Covid-19: Socialising and Social distancing
Rotimi Jaiyesimi, MBBS, MBA, FRCOG
Emmanuel Aluko, MS, MBA, CFA
I have been invited to that party, and I am told there would be less than 50 people in attendance. Should I go?
First, wash your hands and take appropriate Covid-19 advice from approved authorities before you decide! The less than 50 gathering may already have been ‘outlawed’ by your national government giving you no decision to make (Austria banned gatherings of more than 5 people on March 15 and Germany and the UK, gatherings of more than 2 in public).
The rhetorical question is a very serious one in the era of the Sars-Cov-2 Pandemic and the looming spectre of Covid-19. There is a risk, albeit still a small one, that going to that party can result in the realisation of one’s ultimate fear – Covid-19, non-recovery and death. Okay, perhaps not as fatalistic as it sounds.
Two things right off the bat (by the way, bats have been identified as a potential source of our coronavirus fears) are that (1) there is no approved therapy for Covid-19 yet, so it seems it is really up to one’s immune system to fight off the disease and (2) vaccines are in early stages of being developed and we do not expect an effective vaccine for about twelve months.
Given these two things, it is rational to do whatever is necessary to avoid Covid-19. However, experience from places where the disease has spread rapidly suggest majority of people experience mild symptoms and recover well, some become distressed with pneumonia (respiratory distress) and recover upon management, while unfortunately too many die (estimated at 2%-8%)
Let’s start with a little logic and then back it up with some mathematical modelling for those so inclined.
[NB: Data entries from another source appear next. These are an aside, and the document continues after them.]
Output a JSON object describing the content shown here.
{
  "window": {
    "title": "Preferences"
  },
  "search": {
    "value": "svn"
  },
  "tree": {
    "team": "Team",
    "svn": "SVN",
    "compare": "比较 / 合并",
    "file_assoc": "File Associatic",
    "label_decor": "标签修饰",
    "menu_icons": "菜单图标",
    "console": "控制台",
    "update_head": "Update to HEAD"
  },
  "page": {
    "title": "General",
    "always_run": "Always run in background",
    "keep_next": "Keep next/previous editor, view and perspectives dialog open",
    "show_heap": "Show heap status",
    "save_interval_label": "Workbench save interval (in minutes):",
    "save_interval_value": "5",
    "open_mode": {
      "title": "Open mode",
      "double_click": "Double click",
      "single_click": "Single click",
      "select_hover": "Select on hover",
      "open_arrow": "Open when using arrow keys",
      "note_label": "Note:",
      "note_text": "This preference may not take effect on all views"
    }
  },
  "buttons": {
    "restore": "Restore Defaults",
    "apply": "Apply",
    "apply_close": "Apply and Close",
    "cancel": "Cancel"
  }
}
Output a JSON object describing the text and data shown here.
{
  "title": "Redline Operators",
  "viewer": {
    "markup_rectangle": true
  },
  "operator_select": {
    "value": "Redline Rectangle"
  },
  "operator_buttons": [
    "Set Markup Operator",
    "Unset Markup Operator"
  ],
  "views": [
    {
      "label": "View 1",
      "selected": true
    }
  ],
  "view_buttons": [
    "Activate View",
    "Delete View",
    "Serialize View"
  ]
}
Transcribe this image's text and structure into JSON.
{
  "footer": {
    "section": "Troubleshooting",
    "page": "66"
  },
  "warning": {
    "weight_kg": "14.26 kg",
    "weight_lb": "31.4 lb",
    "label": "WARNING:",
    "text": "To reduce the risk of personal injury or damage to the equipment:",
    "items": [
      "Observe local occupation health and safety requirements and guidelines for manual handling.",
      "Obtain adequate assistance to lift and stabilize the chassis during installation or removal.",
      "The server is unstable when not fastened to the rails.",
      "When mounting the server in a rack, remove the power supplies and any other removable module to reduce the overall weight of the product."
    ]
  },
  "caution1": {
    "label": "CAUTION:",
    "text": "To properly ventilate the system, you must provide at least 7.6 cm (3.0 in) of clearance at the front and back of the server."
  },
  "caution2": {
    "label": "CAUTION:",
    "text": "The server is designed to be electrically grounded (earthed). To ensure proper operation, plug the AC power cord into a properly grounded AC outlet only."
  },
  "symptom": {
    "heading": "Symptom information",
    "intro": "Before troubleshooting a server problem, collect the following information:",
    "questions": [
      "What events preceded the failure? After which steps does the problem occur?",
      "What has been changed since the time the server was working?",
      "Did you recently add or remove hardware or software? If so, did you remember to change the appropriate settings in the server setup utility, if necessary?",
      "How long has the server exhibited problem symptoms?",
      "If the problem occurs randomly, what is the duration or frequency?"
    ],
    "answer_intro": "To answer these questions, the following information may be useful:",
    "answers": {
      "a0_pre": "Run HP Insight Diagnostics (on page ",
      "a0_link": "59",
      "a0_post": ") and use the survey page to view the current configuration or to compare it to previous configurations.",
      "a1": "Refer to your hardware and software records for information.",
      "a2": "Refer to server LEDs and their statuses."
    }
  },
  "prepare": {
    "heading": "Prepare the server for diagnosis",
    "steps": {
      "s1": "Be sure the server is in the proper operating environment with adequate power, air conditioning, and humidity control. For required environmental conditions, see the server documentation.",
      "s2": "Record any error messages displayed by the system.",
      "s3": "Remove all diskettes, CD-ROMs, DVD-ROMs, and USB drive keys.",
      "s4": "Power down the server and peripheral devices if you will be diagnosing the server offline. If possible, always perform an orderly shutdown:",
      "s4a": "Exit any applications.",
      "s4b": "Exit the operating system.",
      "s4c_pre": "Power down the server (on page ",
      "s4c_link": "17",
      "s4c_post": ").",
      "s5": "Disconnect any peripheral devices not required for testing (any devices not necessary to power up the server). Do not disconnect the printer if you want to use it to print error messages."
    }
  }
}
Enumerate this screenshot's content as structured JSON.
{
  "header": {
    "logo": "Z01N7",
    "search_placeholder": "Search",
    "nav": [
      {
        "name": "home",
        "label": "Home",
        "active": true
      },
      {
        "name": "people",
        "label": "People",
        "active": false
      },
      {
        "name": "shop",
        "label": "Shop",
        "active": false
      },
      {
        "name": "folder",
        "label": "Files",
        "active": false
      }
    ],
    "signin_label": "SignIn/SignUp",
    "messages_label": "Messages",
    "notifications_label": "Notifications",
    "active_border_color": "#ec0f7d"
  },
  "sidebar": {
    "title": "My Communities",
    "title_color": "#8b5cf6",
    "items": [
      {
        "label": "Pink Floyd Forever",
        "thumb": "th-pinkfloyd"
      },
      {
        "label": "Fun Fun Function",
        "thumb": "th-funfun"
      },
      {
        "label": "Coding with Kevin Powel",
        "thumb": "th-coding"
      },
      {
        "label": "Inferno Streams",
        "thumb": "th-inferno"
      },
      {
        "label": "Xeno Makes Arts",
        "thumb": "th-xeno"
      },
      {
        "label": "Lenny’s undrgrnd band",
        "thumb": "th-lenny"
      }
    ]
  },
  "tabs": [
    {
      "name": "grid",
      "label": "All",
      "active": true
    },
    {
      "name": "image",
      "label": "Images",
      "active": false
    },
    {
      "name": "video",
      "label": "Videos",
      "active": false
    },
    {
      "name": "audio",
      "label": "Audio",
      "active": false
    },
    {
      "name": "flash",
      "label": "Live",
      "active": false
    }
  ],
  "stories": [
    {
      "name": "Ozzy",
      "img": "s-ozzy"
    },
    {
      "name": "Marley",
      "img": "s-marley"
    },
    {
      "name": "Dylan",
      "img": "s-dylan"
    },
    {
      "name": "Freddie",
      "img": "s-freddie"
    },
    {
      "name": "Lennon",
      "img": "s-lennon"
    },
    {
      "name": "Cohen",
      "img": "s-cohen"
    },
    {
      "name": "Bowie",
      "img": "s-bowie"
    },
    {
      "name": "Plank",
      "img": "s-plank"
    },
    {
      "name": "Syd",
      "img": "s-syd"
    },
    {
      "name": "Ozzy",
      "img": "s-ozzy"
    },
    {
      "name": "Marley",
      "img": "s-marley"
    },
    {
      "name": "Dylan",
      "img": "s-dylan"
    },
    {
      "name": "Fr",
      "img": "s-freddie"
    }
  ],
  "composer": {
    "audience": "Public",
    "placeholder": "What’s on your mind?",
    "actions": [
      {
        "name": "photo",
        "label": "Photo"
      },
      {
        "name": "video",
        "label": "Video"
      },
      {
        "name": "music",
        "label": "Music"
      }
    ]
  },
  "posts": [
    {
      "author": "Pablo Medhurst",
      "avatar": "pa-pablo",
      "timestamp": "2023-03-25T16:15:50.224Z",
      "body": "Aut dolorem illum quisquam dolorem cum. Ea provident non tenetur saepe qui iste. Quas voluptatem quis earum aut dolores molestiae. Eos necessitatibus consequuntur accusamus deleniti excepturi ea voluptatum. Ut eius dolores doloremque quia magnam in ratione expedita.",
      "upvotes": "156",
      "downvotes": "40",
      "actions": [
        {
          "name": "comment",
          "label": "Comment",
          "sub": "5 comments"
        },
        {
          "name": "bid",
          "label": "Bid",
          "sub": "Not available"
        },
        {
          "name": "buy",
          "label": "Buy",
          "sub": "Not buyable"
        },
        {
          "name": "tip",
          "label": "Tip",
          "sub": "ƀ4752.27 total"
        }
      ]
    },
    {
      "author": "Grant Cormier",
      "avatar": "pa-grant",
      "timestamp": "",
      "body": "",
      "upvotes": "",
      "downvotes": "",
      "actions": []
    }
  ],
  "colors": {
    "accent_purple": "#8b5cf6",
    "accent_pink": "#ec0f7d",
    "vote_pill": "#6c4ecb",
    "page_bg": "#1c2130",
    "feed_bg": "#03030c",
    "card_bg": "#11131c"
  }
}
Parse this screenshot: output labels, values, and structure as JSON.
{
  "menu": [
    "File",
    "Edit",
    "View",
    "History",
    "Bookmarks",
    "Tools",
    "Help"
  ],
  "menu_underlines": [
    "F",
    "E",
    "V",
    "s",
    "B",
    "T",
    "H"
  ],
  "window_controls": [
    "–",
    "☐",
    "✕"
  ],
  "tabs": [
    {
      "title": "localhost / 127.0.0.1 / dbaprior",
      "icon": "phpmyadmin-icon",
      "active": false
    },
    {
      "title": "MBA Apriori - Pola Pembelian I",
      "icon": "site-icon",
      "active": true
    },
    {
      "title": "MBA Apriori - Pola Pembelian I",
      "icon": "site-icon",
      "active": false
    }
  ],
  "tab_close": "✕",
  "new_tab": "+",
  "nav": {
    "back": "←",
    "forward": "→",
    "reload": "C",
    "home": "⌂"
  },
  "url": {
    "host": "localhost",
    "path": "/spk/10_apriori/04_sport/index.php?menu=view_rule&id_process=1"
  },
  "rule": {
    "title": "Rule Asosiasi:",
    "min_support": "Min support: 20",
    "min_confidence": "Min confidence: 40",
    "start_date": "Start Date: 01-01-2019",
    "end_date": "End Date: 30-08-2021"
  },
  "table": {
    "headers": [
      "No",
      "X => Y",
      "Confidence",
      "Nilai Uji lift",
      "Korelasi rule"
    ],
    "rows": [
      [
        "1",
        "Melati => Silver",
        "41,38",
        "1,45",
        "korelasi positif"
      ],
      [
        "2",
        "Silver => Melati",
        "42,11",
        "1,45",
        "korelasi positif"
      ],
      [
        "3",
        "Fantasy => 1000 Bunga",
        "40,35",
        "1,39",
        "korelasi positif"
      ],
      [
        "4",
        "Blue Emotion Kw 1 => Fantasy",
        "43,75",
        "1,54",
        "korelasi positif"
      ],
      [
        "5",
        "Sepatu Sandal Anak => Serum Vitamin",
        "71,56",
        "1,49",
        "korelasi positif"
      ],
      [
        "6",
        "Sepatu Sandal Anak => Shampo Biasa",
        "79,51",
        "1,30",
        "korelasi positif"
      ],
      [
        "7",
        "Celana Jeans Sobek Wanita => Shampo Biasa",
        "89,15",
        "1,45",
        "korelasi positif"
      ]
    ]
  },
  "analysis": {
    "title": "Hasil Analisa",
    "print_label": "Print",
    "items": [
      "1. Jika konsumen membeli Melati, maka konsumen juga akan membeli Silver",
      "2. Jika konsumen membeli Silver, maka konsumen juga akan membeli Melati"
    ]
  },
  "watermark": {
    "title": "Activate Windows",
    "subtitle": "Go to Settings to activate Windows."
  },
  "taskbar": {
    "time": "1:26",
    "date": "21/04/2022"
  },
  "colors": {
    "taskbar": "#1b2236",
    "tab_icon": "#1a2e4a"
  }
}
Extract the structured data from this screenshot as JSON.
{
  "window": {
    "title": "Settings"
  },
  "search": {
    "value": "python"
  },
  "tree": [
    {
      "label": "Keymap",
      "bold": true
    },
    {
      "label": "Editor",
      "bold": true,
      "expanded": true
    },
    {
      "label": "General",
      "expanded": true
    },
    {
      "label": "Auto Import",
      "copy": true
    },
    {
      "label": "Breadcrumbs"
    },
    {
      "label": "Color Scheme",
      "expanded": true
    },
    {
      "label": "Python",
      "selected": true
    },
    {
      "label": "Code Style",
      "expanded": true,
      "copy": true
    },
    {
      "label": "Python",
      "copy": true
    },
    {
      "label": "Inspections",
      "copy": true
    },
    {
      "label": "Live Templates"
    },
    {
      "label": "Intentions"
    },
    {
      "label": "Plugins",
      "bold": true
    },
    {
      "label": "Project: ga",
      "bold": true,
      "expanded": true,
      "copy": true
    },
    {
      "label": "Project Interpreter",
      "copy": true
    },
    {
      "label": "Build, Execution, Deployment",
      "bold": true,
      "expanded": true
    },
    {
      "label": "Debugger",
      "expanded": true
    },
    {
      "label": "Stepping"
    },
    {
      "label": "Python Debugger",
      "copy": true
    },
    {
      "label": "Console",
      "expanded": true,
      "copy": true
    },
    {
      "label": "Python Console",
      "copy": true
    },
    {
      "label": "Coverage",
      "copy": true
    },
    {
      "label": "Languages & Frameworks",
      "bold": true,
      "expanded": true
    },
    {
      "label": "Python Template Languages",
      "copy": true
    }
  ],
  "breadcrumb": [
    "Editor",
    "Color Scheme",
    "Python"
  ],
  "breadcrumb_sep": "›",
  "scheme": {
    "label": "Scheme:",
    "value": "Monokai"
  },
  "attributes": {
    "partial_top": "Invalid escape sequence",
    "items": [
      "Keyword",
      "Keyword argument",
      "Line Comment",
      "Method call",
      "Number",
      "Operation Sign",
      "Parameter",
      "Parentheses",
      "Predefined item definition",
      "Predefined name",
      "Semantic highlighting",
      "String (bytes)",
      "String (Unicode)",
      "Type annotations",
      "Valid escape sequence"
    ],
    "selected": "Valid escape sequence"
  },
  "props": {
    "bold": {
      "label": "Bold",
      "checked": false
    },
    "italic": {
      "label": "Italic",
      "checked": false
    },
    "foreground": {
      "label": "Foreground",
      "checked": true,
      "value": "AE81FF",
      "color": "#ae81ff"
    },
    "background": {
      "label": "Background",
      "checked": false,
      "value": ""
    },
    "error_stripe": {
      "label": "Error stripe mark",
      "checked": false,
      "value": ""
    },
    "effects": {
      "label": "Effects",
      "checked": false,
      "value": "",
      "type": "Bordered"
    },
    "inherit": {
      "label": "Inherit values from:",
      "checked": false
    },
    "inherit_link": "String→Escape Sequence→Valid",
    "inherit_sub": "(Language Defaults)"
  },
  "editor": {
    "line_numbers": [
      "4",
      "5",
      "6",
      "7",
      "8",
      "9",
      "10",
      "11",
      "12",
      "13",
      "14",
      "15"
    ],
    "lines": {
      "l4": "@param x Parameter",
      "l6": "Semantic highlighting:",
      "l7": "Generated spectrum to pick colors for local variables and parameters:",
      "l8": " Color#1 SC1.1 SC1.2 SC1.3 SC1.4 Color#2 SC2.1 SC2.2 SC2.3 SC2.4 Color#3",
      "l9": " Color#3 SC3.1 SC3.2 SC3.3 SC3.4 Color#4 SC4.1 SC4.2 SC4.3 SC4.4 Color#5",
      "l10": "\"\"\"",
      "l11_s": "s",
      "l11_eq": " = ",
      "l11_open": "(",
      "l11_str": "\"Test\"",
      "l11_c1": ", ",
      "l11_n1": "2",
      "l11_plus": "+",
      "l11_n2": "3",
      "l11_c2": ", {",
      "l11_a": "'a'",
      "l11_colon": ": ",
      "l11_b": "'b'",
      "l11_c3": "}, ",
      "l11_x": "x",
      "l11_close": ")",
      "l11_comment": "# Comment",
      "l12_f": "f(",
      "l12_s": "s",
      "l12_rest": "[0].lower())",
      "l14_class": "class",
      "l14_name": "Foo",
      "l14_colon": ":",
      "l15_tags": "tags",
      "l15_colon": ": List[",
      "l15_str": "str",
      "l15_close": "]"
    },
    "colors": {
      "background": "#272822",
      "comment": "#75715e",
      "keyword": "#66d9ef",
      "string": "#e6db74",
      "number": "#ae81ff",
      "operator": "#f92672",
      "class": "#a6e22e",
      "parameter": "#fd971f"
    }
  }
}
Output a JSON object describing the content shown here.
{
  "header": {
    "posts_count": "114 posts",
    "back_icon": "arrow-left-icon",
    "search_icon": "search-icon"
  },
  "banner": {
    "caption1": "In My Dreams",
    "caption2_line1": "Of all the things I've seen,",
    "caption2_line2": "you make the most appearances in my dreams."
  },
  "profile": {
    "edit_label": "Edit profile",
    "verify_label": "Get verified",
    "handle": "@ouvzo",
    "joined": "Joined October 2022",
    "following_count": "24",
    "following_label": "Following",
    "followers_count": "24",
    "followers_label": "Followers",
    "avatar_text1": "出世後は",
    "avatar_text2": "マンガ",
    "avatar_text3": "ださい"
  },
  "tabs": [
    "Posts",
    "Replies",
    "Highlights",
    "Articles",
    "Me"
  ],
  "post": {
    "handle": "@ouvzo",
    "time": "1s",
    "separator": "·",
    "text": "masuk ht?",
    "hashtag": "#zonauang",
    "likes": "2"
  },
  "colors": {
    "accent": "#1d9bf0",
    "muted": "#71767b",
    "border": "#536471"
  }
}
The more people who get the infection in your country or region, the more you are at risk in groups of people as the likelihood of someone in that group carrying the virus increases. Thus, as more people get the disease, one is better off associating less and less with people until you are singularly isolated as the limiting case. In fact, it is social distancing that is probably the most effective way to halt the virus spread as that breaks the human-human transmission link.
This explains why the advice of self-isolation if Covid-19 symptoms is experienced, or if diagnosed with the disease is sound advice. One hopefully recovers, and does not pass it on. Hence the ‘new’ addition to our lexicon of Social distancing defined by Maragakis, M,D of John Hopkins Medicine as deliberately increasing the physical space between people to avoid spreading illness and going on to further explain that staying at least six feet away from other people lessens your chances of catching COVID-19.
Quite a number of people find it difficult to perceive what a distance of 6 feet is. One way round this is using your height and assume you are lying flat. That distance or length should provide you with a guide to what the recommended 6 feet is.
The virus is thought to spread mainly from person-to-person.
Between people who are in close contact with one another (within about 6 feet).
Through respiratory droplets produced when an infected person coughs or sneezes.
These droplets can land in the mouths or noses of people who are nearby or possibly be inhaled into the lungs (CDC).
In addition to the regular hand washing with soap and water or the use of hand sanitisers, social distancing will help contain this virus and reduce the spread of Covid-19. The advice is not to attend that party. Keep to the recommended gathering of not more than two people and preferably standing six feet apart.
Stay home, Social distance and Stay well